> **WORK TO COMPLETE**
Could you copy every entry exactly, dropping the pictures?

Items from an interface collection

——

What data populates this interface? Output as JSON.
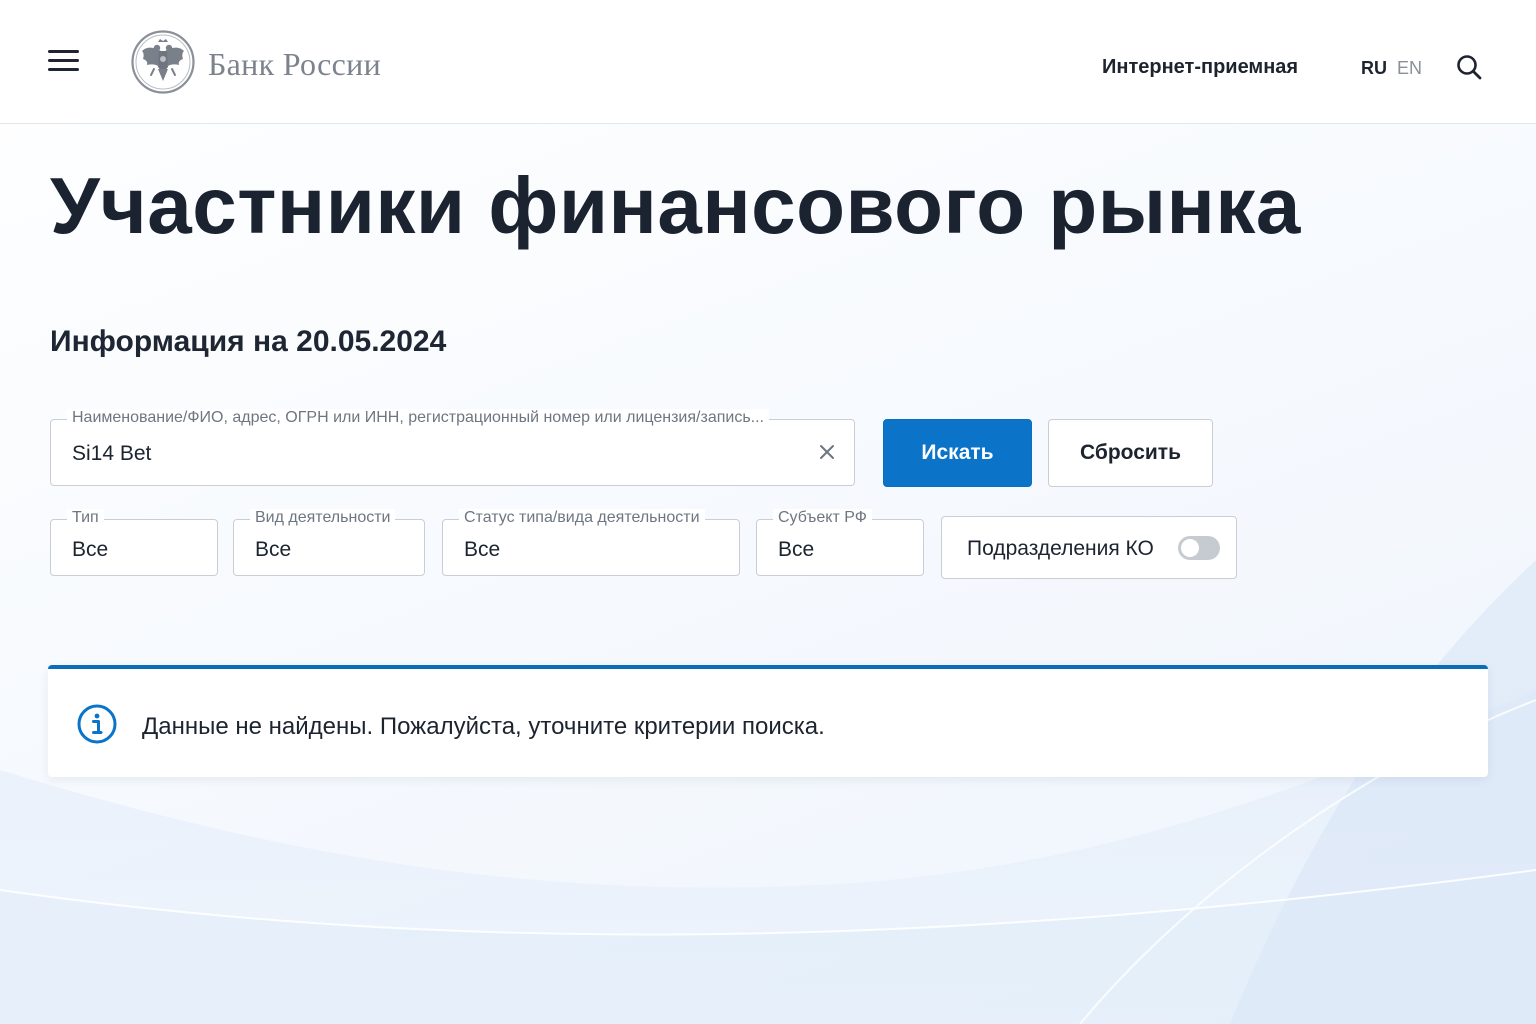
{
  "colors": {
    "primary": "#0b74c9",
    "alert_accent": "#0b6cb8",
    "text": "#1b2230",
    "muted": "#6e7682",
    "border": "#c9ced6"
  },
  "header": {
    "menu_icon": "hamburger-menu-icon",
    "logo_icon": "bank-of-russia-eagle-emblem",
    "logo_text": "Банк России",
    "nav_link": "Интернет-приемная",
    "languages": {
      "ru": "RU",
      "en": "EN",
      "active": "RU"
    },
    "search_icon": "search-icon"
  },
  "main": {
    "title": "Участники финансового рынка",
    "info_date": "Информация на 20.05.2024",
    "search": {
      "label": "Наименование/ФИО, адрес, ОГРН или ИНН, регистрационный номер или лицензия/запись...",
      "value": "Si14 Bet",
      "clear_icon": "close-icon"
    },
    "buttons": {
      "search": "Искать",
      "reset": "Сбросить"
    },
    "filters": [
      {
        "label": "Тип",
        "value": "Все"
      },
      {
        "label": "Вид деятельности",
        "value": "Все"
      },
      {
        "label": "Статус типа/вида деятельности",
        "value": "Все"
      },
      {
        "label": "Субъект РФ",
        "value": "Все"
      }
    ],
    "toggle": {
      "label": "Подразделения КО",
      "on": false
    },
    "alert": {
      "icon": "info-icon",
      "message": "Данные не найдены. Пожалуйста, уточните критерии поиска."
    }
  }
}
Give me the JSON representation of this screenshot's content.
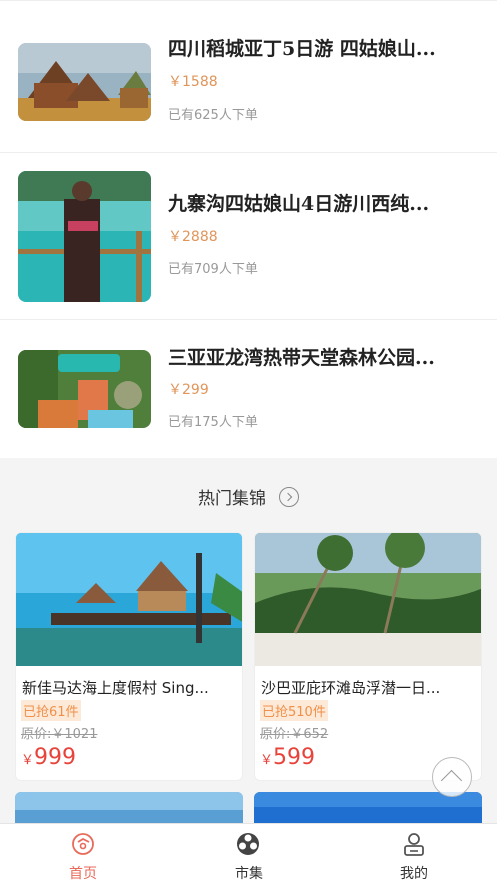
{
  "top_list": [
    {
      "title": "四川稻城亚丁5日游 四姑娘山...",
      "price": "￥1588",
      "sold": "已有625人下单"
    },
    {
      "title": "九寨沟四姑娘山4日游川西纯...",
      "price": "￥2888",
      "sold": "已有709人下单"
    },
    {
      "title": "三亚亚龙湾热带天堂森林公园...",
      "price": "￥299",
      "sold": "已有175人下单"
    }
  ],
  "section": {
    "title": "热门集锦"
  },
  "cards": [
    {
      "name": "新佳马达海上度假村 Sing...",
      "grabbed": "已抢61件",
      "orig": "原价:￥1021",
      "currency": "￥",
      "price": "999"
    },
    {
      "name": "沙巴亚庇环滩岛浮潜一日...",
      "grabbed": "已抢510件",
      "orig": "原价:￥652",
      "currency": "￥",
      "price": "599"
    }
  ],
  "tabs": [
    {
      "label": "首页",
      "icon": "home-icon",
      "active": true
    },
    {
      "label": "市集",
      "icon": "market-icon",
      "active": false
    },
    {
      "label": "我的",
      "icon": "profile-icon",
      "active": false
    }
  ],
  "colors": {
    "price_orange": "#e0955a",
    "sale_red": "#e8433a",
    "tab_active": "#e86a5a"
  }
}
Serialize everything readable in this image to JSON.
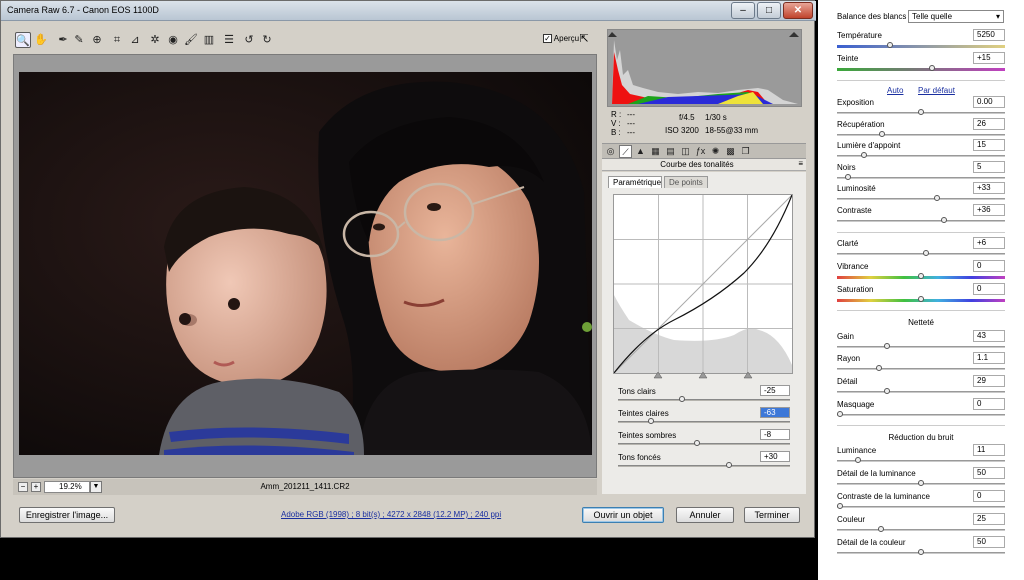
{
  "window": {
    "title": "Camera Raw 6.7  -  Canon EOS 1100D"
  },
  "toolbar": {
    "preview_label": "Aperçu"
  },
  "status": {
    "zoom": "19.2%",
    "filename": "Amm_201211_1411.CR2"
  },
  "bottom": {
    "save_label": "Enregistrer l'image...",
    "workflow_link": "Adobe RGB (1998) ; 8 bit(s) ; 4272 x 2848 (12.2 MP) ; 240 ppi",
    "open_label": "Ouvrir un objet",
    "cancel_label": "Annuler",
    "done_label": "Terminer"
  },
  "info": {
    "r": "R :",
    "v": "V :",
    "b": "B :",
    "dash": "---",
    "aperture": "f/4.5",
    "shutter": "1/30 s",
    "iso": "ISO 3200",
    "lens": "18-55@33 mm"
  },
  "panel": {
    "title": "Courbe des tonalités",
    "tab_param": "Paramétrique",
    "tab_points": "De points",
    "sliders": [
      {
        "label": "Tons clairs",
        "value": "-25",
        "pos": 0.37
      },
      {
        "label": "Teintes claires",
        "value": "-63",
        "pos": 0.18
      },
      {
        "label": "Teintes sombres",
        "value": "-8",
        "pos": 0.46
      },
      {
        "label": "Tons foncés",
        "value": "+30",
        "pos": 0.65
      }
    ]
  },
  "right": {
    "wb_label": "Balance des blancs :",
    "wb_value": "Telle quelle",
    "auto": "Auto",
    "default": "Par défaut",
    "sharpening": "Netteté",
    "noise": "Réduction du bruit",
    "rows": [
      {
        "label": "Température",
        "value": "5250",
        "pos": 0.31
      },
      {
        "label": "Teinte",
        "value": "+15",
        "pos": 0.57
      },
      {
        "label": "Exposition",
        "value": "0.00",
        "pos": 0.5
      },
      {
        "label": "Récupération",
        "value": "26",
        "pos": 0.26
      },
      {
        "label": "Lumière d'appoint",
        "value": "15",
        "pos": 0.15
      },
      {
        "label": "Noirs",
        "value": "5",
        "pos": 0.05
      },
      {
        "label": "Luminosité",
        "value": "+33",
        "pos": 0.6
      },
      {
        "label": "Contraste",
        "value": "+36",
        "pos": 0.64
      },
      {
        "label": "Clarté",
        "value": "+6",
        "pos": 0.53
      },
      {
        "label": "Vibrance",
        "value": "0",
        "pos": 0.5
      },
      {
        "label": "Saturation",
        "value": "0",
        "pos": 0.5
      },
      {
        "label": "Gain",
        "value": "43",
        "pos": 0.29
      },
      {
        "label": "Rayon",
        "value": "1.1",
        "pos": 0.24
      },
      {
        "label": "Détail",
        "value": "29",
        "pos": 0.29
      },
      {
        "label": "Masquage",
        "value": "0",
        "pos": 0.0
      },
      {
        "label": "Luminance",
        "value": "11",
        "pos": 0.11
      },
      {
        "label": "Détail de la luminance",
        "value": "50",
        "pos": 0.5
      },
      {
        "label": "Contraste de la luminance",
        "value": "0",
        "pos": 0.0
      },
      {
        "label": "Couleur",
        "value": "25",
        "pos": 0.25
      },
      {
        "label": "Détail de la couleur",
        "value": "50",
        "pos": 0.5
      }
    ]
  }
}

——

> **OUTPUT BELOW**
What data populates this interface? Output as JSON.
{
  "colors": {
    "primary": "#0b74c9",
    "alert_accent": "#0b6cb8",
    "text": "#1b2230",
    "muted": "#6e7682",
    "border": "#c9ced6"
  },
  "header": {
    "menu_icon": "hamburger-menu-icon",
    "logo_icon": "bank-of-russia-eagle-emblem",
    "logo_text": "Банк России",
    "nav_link": "Интернет-приемная",
    "languages": {
      "ru": "RU",
      "en": "EN",
      "active": "RU"
    },
    "search_icon": "search-icon"
  },
  "main": {
    "title": "Участники финансового рынка",
    "info_date": "Информация на 20.05.2024",
    "search": {
      "label": "Наименование/ФИО, адрес, ОГРН или ИНН, регистрационный номер или лицензия/запись...",
      "value": "Si14 Bet",
      "clear_icon": "close-icon"
    },
    "buttons": {
      "search": "Искать",
      "reset": "Сбросить"
    },
    "filters": [
      {
        "label": "Тип",
        "value": "Все"
      },
      {
        "label": "Вид деятельности",
        "value": "Все"
      },
      {
        "label": "Статус типа/вида деятельности",
        "value": "Все"
      },
      {
        "label": "Субъект РФ",
        "value": "Все"
      }
    ],
    "toggle": {
      "label": "Подразделения КО",
      "on": false
    },
    "alert": {
      "icon": "info-icon",
      "message": "Данные не найдены. Пожалуйста, уточните критерии поиска."
    }
  }
}
Give me the JSON representation of this screenshot's content.
{
  "top_list": [
    {
      "title": "四川稻城亚丁5日游 四姑娘山...",
      "price": "￥1588",
      "sold": "已有625人下单"
    },
    {
      "title": "九寨沟四姑娘山4日游川西纯...",
      "price": "￥2888",
      "sold": "已有709人下单"
    },
    {
      "title": "三亚亚龙湾热带天堂森林公园...",
      "price": "￥299",
      "sold": "已有175人下单"
    }
  ],
  "section": {
    "title": "热门集锦"
  },
  "cards": [
    {
      "name": "新佳马达海上度假村 Sing...",
      "grabbed": "已抢61件",
      "orig": "原价:￥1021",
      "currency": "￥",
      "price": "999"
    },
    {
      "name": "沙巴亚庇环滩岛浮潜一日...",
      "grabbed": "已抢510件",
      "orig": "原价:￥652",
      "currency": "￥",
      "price": "599"
    }
  ],
  "tabs": [
    {
      "label": "首页",
      "icon": "home-icon",
      "active": true
    },
    {
      "label": "市集",
      "icon": "market-icon",
      "active": false
    },
    {
      "label": "我的",
      "icon": "profile-icon",
      "active": false
    }
  ],
  "colors": {
    "price_orange": "#e0955a",
    "sale_red": "#e8433a",
    "tab_active": "#e86a5a"
  }
}
Serialize everything readable in this image to JSON.
{
  "window": {
    "title": "Camera Raw 6.7  -  Canon EOS 1100D"
  },
  "toolbar": {
    "preview_label": "Aperçu"
  },
  "status": {
    "zoom": "19.2%",
    "filename": "Amm_201211_1411.CR2"
  },
  "bottom": {
    "save_label": "Enregistrer l'image...",
    "workflow_link": "Adobe RGB (1998) ; 8 bit(s) ; 4272 x 2848 (12.2 MP) ; 240 ppi",
    "open_label": "Ouvrir un objet",
    "cancel_label": "Annuler",
    "done_label": "Terminer"
  },
  "info": {
    "r": "R :",
    "v": "V :",
    "b": "B :",
    "dash": "---",
    "aperture": "f/4.5",
    "shutter": "1/30 s",
    "iso": "ISO 3200",
    "lens": "18-55@33 mm"
  },
  "panel": {
    "title": "Courbe des tonalités",
    "tab_param": "Paramétrique",
    "tab_points": "De points",
    "sliders": [
      {
        "label": "Tons clairs",
        "value": "-25",
        "pos": 0.37
      },
      {
        "label": "Teintes claires",
        "value": "-63",
        "pos": 0.18
      },
      {
        "label": "Teintes sombres",
        "value": "-8",
        "pos": 0.46
      },
      {
        "label": "Tons foncés",
        "value": "+30",
        "pos": 0.65
      }
    ]
  },
  "right": {
    "wb_label": "Balance des blancs :",
    "wb_value": "Telle quelle",
    "auto": "Auto",
    "default": "Par défaut",
    "sharpening": "Netteté",
    "noise": "Réduction du bruit",
    "rows": [
      {
        "label": "Température",
        "value": "5250",
        "pos": 0.31
      },
      {
        "label": "Teinte",
        "value": "+15",
        "pos": 0.57
      },
      {
        "label": "Exposition",
        "value": "0.00",
        "pos": 0.5
      },
      {
        "label": "Récupération",
        "value": "26",
        "pos": 0.26
      },
      {
        "label": "Lumière d'appoint",
        "value": "15",
        "pos": 0.15
      },
      {
        "label": "Noirs",
        "value": "5",
        "pos": 0.05
      },
      {
        "label": "Luminosité",
        "value": "+33",
        "pos": 0.6
      },
      {
        "label": "Contraste",
        "value": "+36",
        "pos": 0.64
      },
      {
        "label": "Clarté",
        "value": "+6",
        "pos": 0.53
      },
      {
        "label": "Vibrance",
        "value": "0",
        "pos": 0.5
      },
      {
        "label": "Saturation",
        "value": "0",
        "pos": 0.5
      },
      {
        "label": "Gain",
        "value": "43",
        "pos": 0.29
      },
      {
        "label": "Rayon",
        "value": "1.1",
        "pos": 0.24
      },
      {
        "label": "Détail",
        "value": "29",
        "pos": 0.29
      },
      {
        "label": "Masquage",
        "value": "0",
        "pos": 0.0
      },
      {
        "label": "Luminance",
        "value": "11",
        "pos": 0.11
      },
      {
        "label": "Détail de la luminance",
        "value": "50",
        "pos": 0.5
      },
      {
        "label": "Contraste de la luminance",
        "value": "0",
        "pos": 0.0
      },
      {
        "label": "Couleur",
        "value": "25",
        "pos": 0.25
      },
      {
        "label": "Détail de la couleur",
        "value": "50",
        "pos": 0.5
      }
    ]
  }
}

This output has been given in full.